In recent decades, academic debates on Islam and economics have indulged a range of extreme positions, if not caricatures, that have influenced global law and policy debates on development, international trade, finance, and banking. For some, the Muslim majority world—the Arab Middle East, but also the coastal regions of India and Africa – suffer from economic underdevelopment partly because of the longstanding influence of Islam and Islamic law. From the formalism of Islamic commercial law to the absence of a theory of corporations, they have argued that Islamic law is one factor, among several, that has limited economic progress in these regions. Alternatively, economists and others from principally Muslim majority regions have argued—with a certain post-colonial indignance—that an Islamic approach to economics might have forestalled the global recession of 2008, if conventional European banking and finance systems directed greater attention to equity-sharing investment structures that have been developed within the ethos of Islamic finance. Focused on the present and projected backwards, these claims rest on competing visions of Islamic economics construed in the shadow of North Atlantic economic models and commercial practices, and established on limited historical and archival evidence.
“Between the Straits” is a research lab devoted to unearthing the rich and diverse histories of commerce, capitalism, and economic thought from the earliest days of Islamic expansion in the Arabian Peninsula to contemporary movements of trade, money and people across the Mediterranean and the eastern and western Indian Ocean arenas. Geographically bound by the Straits of Gibraltar and Malacca, and spanning medieval and modern historical periods, this research lab explores histories of law, economics, and politics through the perspective of seaborne and overland trade. Working in different geographical contexts, historical periods, and disciplinary traditions, some scholars affiliated with the lab will explore the movements of capital, goods, and peoples, while others will examine the technologies (institutional, intellectual, and otherwise) that have been implemented to ensure effective and efficient economies in the Mediterranean and Indian Ocean regions.

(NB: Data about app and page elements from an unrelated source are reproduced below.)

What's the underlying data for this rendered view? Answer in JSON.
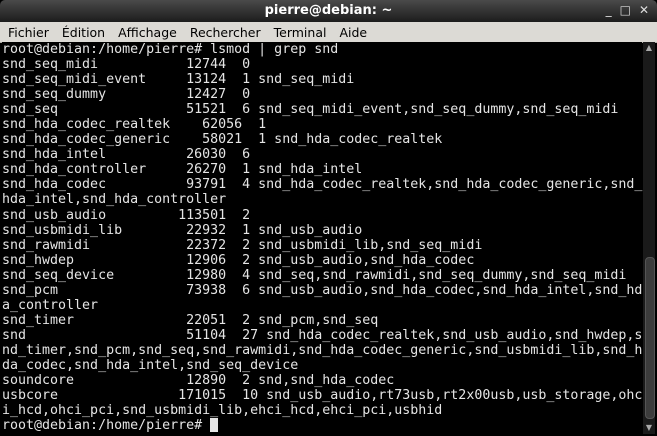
{
  "window": {
    "title": "pierre@debian: ~",
    "minimize": "_",
    "maximize": "□",
    "close": "✕"
  },
  "menu": [
    "Fichier",
    "Édition",
    "Affichage",
    "Rechercher",
    "Terminal",
    "Aide"
  ],
  "terminal": {
    "prompt": "root@debian:/home/pierre# ",
    "command": "lsmod | grep snd",
    "columns": 80,
    "modules": [
      {
        "name": "snd_seq_midi",
        "size": "12744",
        "used": "0",
        "by": ""
      },
      {
        "name": "snd_seq_midi_event",
        "size": "13124",
        "used": "1",
        "by": "snd_seq_midi"
      },
      {
        "name": "snd_seq_dummy",
        "size": "12427",
        "used": "0",
        "by": ""
      },
      {
        "name": "snd_seq",
        "size": "51521",
        "used": "6",
        "by": "snd_seq_midi_event,snd_seq_dummy,snd_seq_midi"
      },
      {
        "name": "snd_hda_codec_realtek",
        "size": "62056",
        "used": "1",
        "by": ""
      },
      {
        "name": "snd_hda_codec_generic",
        "size": "58021",
        "used": "1",
        "by": "snd_hda_codec_realtek"
      },
      {
        "name": "snd_hda_intel",
        "size": "26030",
        "used": "6",
        "by": ""
      },
      {
        "name": "snd_hda_controller",
        "size": "26270",
        "used": "1",
        "by": "snd_hda_intel"
      },
      {
        "name": "snd_hda_codec",
        "size": "93791",
        "used": "4",
        "by": "snd_hda_codec_realtek,snd_hda_codec_generic,snd_hda_intel,snd_hda_controller"
      },
      {
        "name": "snd_usb_audio",
        "size": "113501",
        "used": "2",
        "by": ""
      },
      {
        "name": "snd_usbmidi_lib",
        "size": "22932",
        "used": "1",
        "by": "snd_usb_audio"
      },
      {
        "name": "snd_rawmidi",
        "size": "22372",
        "used": "2",
        "by": "snd_usbmidi_lib,snd_seq_midi"
      },
      {
        "name": "snd_hwdep",
        "size": "12906",
        "used": "2",
        "by": "snd_usb_audio,snd_hda_codec"
      },
      {
        "name": "snd_seq_device",
        "size": "12980",
        "used": "4",
        "by": "snd_seq,snd_rawmidi,snd_seq_dummy,snd_seq_midi"
      },
      {
        "name": "snd_pcm",
        "size": "73938",
        "used": "6",
        "by": "snd_usb_audio,snd_hda_codec,snd_hda_intel,snd_hda_controller"
      },
      {
        "name": "snd_timer",
        "size": "22051",
        "used": "2",
        "by": "snd_pcm,snd_seq"
      },
      {
        "name": "snd",
        "size": "51104",
        "used": "27",
        "by": "snd_hda_codec_realtek,snd_usb_audio,snd_hwdep,snd_timer,snd_pcm,snd_seq,snd_rawmidi,snd_hda_codec_generic,snd_usbmidi_lib,snd_hda_codec,snd_hda_intel,snd_seq_device"
      },
      {
        "name": "soundcore",
        "size": "12890",
        "used": "2",
        "by": "snd,snd_hda_codec"
      },
      {
        "name": "usbcore",
        "size": "171015",
        "used": "10",
        "by": "snd_usb_audio,rt73usb,rt2x00usb,usb_storage,ohci_hcd,ohci_pci,snd_usbmidi_lib,ehci_hcd,ehci_pci,usbhid"
      }
    ]
  }
}
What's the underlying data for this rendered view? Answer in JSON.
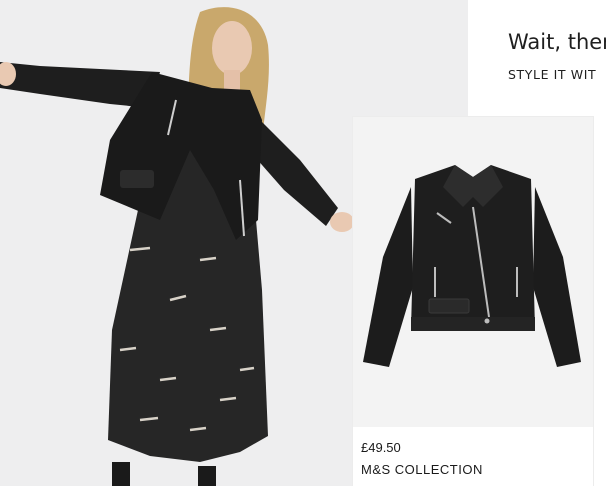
{
  "heading": "Wait, ther",
  "subheading": "STYLE IT WIT",
  "hero": {
    "image": "model-leather-jacket-photo"
  },
  "product": {
    "image": "black-leather-biker-jacket",
    "price": "£49.50",
    "brand": "M&S COLLECTION"
  }
}
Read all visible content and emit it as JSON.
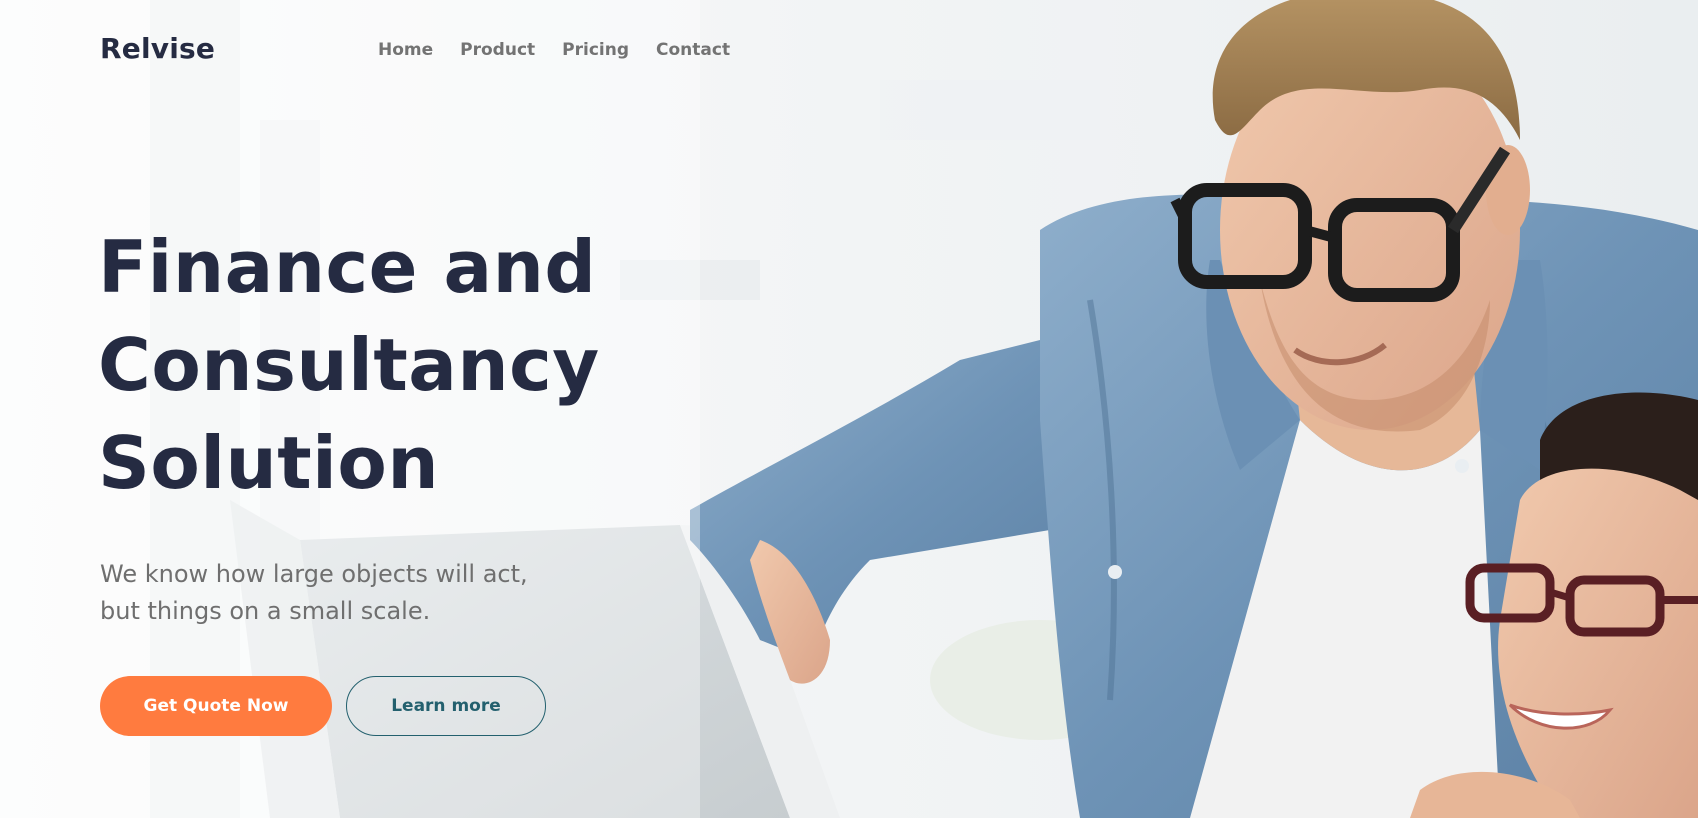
{
  "brand": {
    "name": "Relvise"
  },
  "nav": {
    "items": [
      {
        "label": "Home"
      },
      {
        "label": "Product"
      },
      {
        "label": "Pricing"
      },
      {
        "label": "Contact"
      }
    ]
  },
  "hero": {
    "headline_lines": [
      "Finance and",
      "Consultancy",
      "Solution"
    ],
    "subtext_lines": [
      "We know how large objects will act,",
      "but things on a small scale."
    ],
    "primary_button": "Get Quote Now",
    "secondary_button": "Learn more"
  },
  "colors": {
    "heading": "#252b42",
    "nav_text": "#737373",
    "primary": "#ff7b3f",
    "secondary": "#23606e",
    "body_text": "#6f6f6f"
  }
}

The Indian Ocean and Mediterranean Sea have been rich sites for tracing the movements of Islam through law, economics, politics, and theology. In much of the existing scholarship on the Indian Ocean, however, the western Indian Ocean arena has dominated over its eastern counterpart. This project places these bodies of water together in the same analytic, regional, and historical frame. Thinking between the Straits of Gibraltar and Malacca, the research lab will emphasize the oceanic, terrestrial, and riverine as overlapping and interconnected networks of trade, travel, and transport through which conceptions and practices of Islam moved, changed, and expanded.
The lab consists of five research nodes:

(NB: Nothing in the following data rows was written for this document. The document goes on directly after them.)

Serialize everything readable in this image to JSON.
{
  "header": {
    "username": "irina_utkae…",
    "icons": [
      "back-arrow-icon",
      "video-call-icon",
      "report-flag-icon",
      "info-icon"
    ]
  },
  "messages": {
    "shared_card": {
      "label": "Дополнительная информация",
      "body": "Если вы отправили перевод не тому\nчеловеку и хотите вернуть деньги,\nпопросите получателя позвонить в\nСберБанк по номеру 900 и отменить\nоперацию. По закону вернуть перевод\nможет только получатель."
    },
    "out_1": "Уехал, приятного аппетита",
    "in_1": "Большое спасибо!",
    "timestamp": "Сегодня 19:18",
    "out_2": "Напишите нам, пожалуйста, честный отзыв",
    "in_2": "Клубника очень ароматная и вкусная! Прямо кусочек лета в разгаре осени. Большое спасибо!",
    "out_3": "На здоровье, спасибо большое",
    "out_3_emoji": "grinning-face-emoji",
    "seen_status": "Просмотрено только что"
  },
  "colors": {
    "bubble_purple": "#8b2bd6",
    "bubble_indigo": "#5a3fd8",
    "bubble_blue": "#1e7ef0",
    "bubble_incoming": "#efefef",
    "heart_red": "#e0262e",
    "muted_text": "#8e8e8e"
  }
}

- Early Islamic economic thought
- Seafaring, riverine, and overland trade
- Economies of resource management and instrumentalization (e.g. energy and the environment)
- Imperial economics (Ottoman, Safavid, Mughal, British, French)
- Islamic law and economics
The project is deliberately wide in its range, scope, and scale. The objective is to bring together scholars working in different regions, time periods, and disciplines to think with each other about what capitalism, economics, law, and ethics look like through the rich histories of Islam rather than solely through histories of Europe. Ultimately, this approach will intervene and recalibrate contemporary claims about Islam, law, and economics, either as paradox, as source of underdevelopment, or as panacea to global economic inequalities.
In the 2018-2019 academic year, this research lab will be directed by IIS Director Anver M. Emon, and UBC Law and Society Program Chair, Renisa Mawani. For more information about the lab and its upcoming events, contact the IIS at email@example.com